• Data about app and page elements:
════════════════

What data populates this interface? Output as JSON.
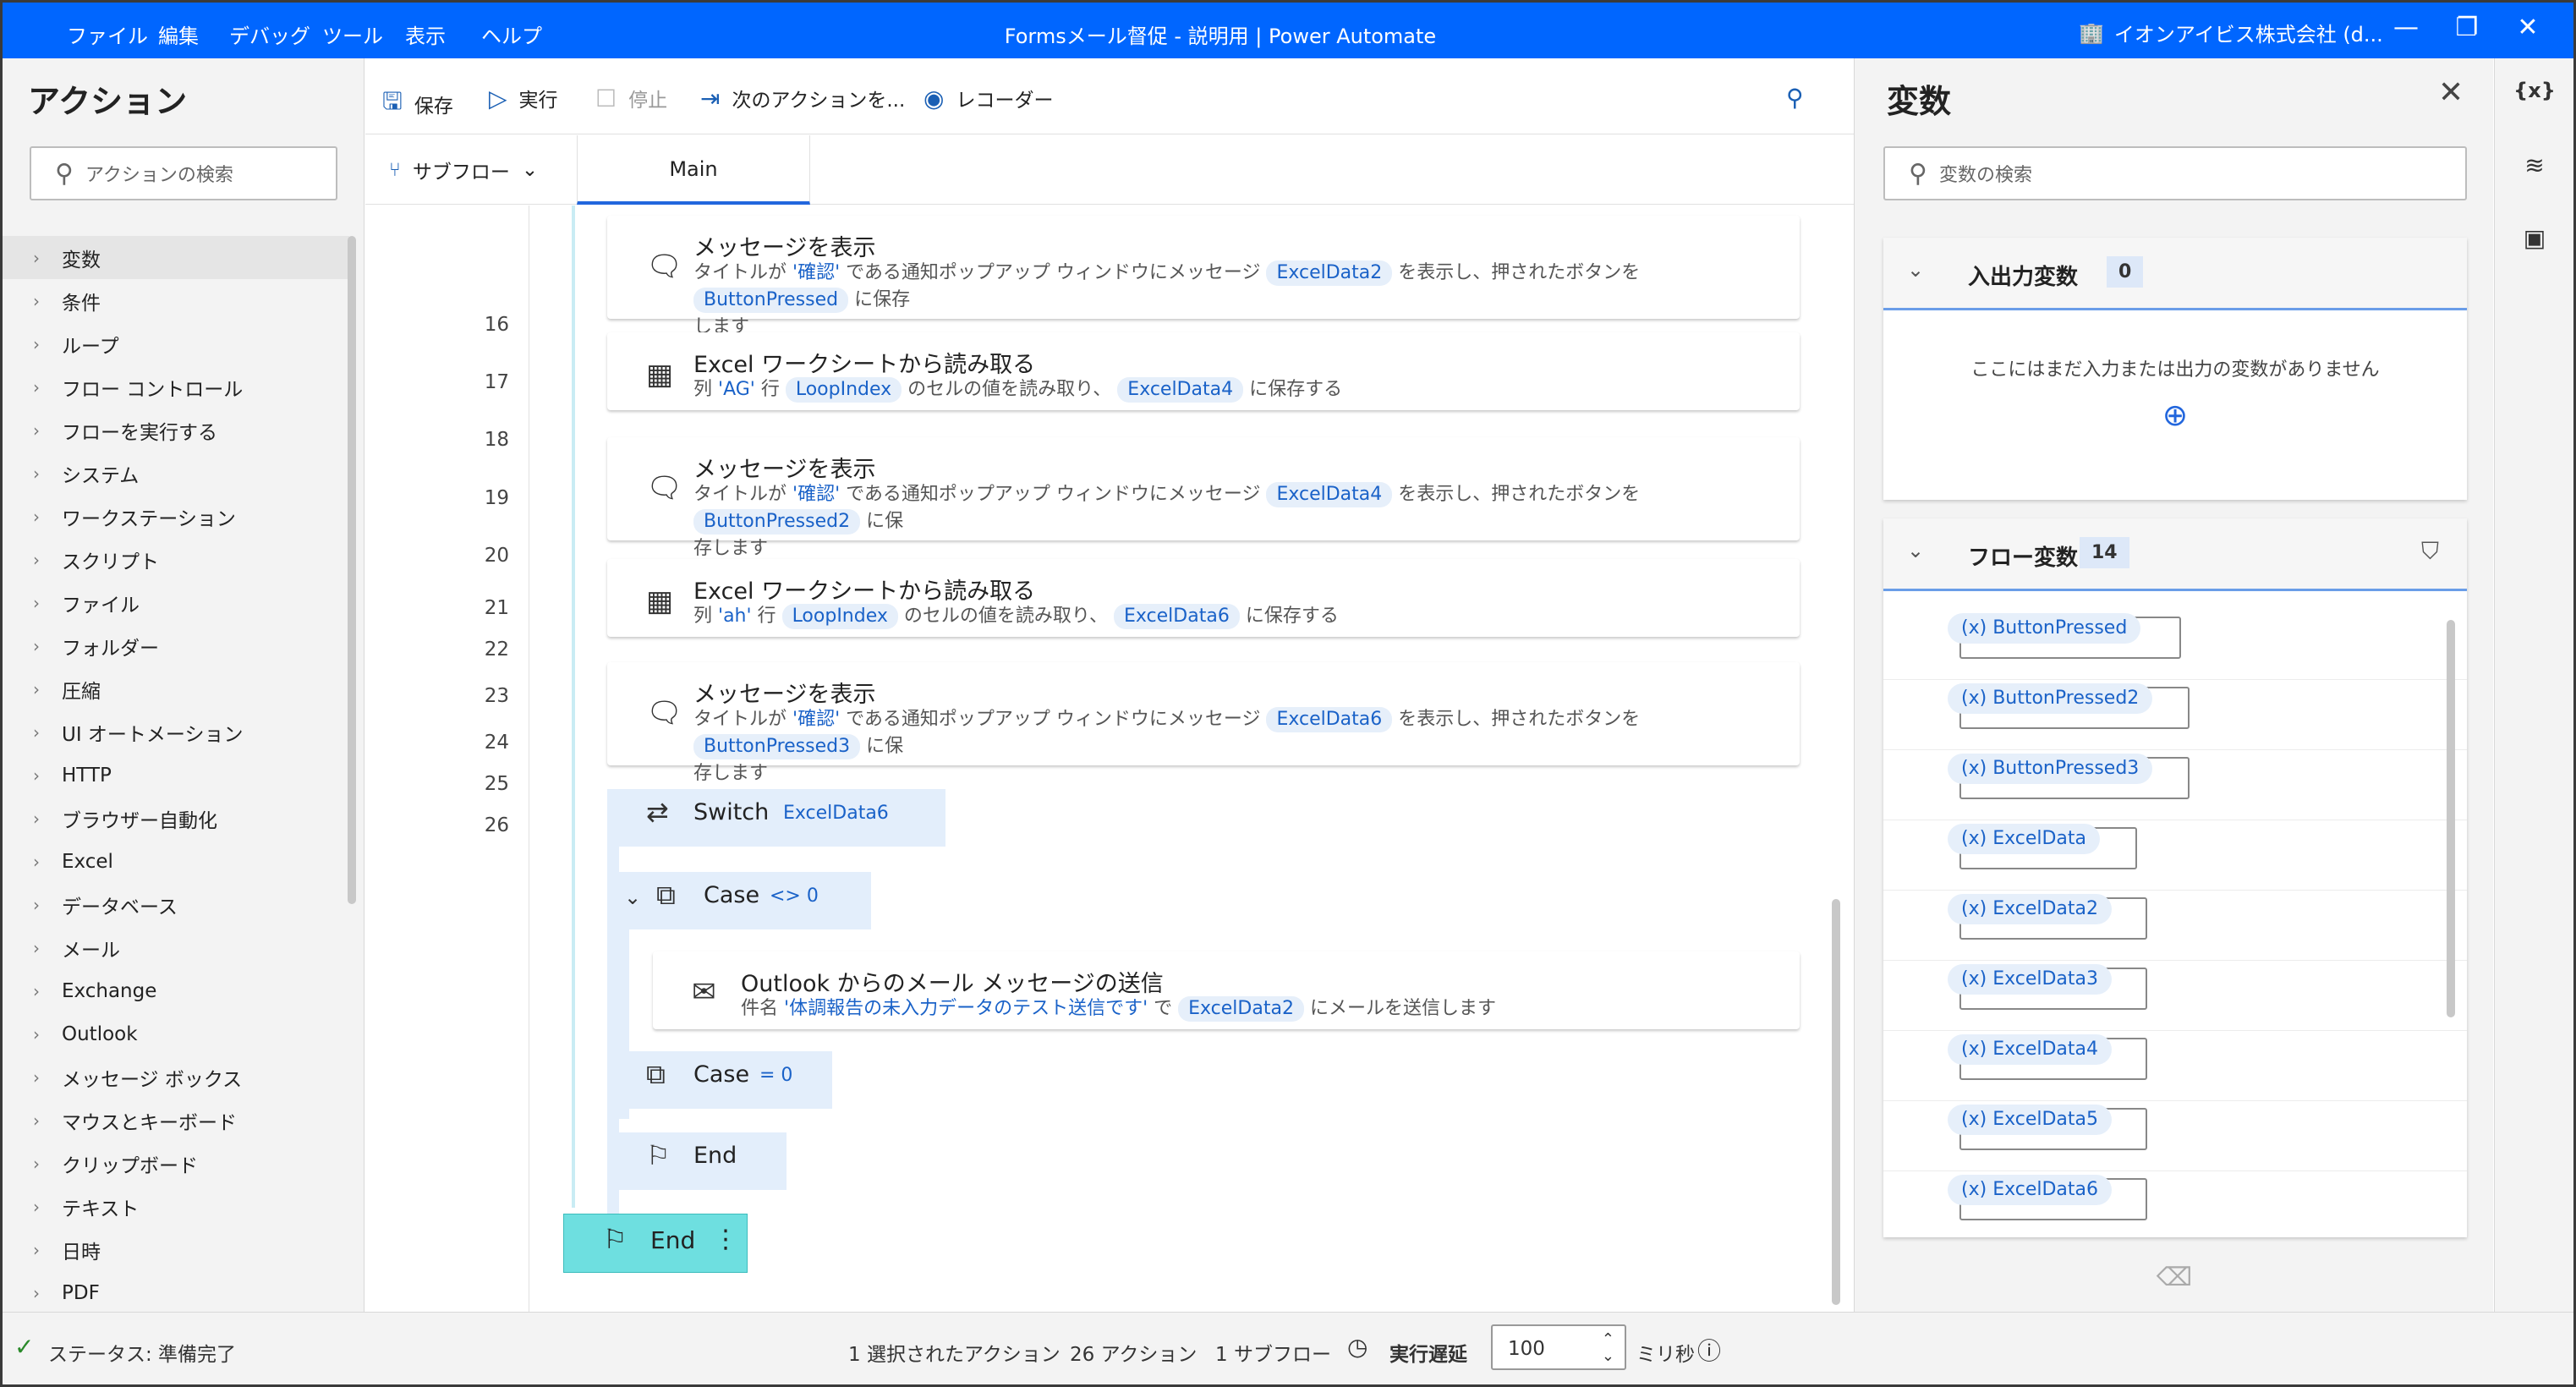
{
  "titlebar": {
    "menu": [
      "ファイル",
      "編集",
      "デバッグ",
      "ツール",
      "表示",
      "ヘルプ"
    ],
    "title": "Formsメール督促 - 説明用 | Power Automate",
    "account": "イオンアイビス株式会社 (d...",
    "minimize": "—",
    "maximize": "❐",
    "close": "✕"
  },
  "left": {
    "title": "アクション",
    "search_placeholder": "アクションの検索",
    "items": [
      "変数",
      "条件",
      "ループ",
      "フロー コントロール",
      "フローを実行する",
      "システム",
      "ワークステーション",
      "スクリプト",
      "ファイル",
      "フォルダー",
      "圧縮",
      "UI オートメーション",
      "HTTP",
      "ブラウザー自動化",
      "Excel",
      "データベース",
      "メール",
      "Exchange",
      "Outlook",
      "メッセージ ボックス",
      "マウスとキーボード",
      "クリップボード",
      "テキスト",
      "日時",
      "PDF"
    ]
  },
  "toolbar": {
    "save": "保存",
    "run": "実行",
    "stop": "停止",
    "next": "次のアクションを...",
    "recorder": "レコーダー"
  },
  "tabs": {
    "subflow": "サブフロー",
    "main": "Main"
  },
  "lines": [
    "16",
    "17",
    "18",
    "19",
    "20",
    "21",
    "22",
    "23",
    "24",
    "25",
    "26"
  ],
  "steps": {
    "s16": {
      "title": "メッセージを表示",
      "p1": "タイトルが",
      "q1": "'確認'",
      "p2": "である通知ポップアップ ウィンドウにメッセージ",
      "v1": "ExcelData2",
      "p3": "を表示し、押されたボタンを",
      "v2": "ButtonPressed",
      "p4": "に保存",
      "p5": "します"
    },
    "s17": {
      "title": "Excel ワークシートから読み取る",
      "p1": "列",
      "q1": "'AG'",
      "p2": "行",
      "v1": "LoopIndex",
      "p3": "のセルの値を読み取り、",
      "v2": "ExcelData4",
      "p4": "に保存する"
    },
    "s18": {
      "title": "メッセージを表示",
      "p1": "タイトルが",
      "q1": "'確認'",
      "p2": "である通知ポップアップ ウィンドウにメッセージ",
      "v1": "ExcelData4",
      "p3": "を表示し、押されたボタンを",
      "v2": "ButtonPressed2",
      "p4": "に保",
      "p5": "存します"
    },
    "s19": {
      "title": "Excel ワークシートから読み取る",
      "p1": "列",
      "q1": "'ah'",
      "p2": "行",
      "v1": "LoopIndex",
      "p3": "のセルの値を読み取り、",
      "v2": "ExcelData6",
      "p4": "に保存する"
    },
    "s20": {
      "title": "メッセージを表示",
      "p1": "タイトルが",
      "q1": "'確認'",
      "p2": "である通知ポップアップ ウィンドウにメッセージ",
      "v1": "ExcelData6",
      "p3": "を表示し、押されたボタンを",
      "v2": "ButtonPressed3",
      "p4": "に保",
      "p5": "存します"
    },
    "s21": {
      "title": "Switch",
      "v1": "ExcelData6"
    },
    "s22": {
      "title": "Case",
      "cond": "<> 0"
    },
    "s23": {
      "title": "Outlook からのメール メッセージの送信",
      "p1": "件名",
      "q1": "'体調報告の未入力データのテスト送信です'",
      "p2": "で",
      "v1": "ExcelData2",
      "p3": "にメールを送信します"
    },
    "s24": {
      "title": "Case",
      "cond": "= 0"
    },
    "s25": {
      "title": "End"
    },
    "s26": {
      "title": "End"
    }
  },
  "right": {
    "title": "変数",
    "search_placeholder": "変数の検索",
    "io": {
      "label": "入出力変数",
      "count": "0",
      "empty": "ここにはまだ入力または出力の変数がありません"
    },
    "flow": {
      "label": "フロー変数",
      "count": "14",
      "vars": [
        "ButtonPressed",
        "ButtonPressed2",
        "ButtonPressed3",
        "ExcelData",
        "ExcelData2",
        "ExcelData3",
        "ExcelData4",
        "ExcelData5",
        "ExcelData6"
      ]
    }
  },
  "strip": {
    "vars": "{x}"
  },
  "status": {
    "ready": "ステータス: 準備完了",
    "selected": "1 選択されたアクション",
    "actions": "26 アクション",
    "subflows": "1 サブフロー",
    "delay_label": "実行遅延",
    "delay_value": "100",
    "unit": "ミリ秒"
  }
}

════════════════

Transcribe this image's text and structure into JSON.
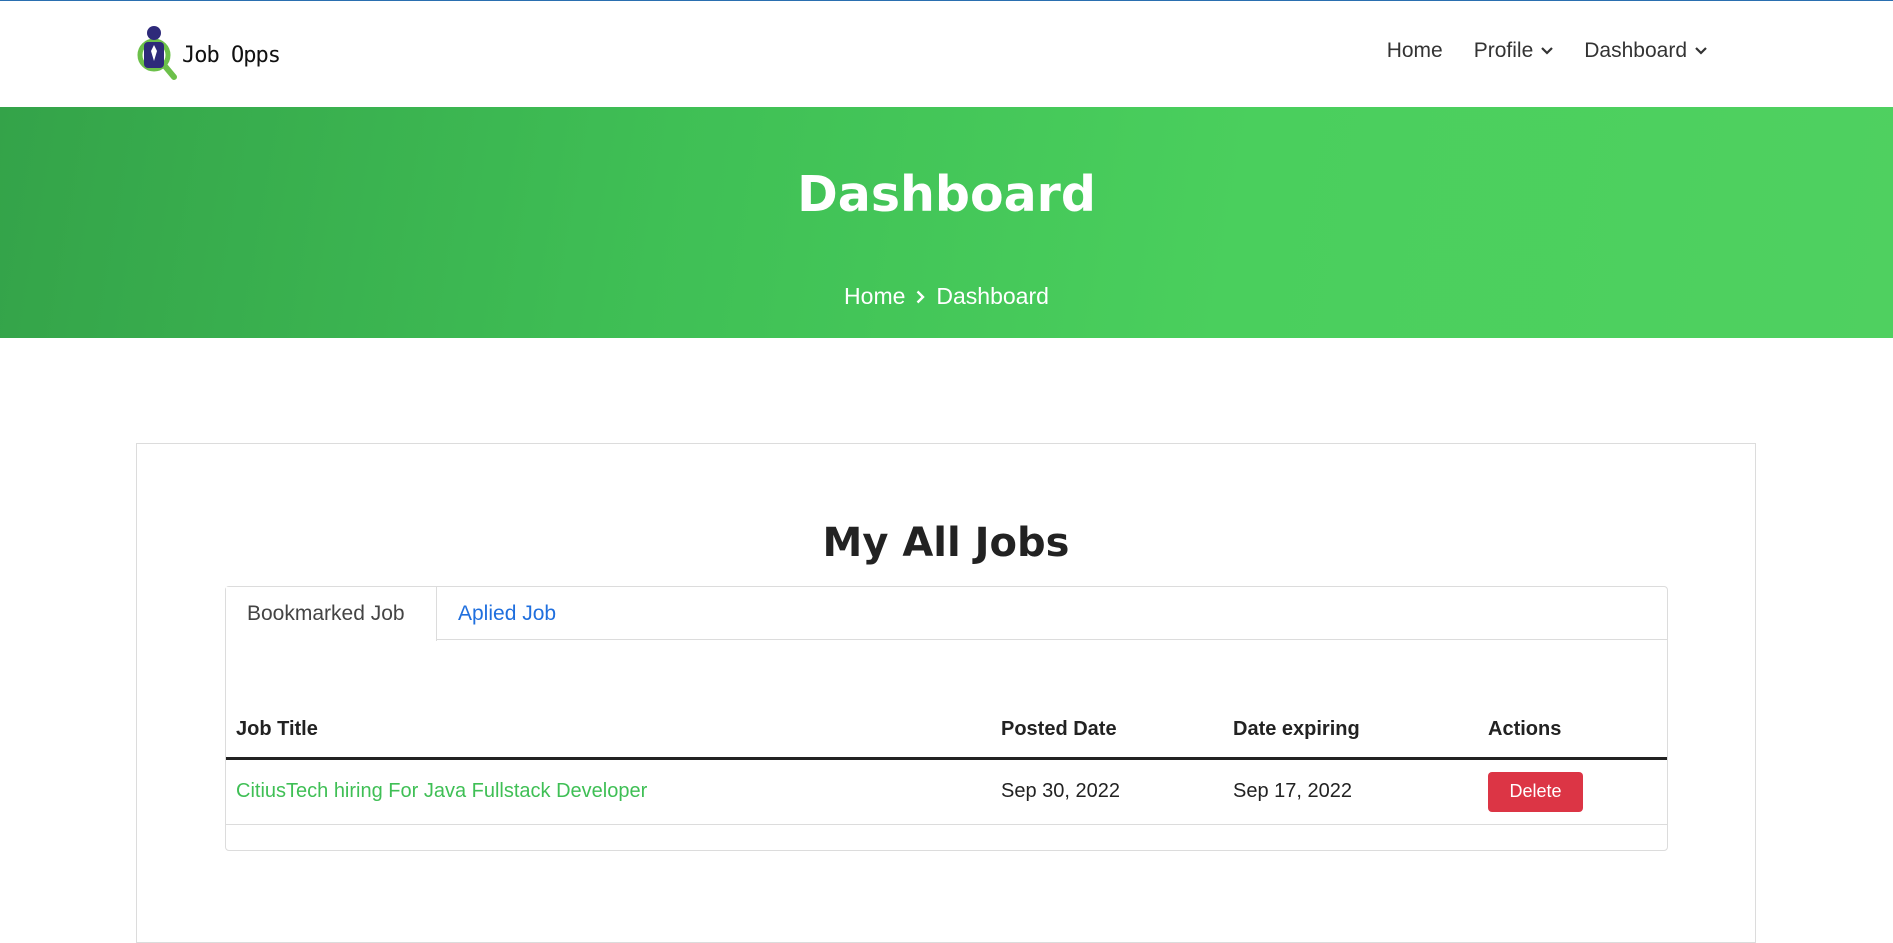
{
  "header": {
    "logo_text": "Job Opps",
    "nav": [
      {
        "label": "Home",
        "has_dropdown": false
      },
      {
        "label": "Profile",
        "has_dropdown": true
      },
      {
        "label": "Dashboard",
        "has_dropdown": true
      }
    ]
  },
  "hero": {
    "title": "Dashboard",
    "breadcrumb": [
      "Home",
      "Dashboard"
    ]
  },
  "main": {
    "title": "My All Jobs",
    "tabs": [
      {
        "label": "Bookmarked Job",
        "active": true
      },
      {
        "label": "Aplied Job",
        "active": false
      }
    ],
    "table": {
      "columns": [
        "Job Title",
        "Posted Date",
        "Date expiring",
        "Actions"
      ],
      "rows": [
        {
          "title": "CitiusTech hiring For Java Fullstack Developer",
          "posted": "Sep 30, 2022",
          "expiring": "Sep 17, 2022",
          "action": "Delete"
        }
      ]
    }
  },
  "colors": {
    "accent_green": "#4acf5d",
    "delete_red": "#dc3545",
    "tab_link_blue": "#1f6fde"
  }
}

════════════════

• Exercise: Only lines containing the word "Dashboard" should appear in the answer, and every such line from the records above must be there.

• The completed task:
        "label": "Dashboard",
    "title": "Dashboard",
      "Dashboard"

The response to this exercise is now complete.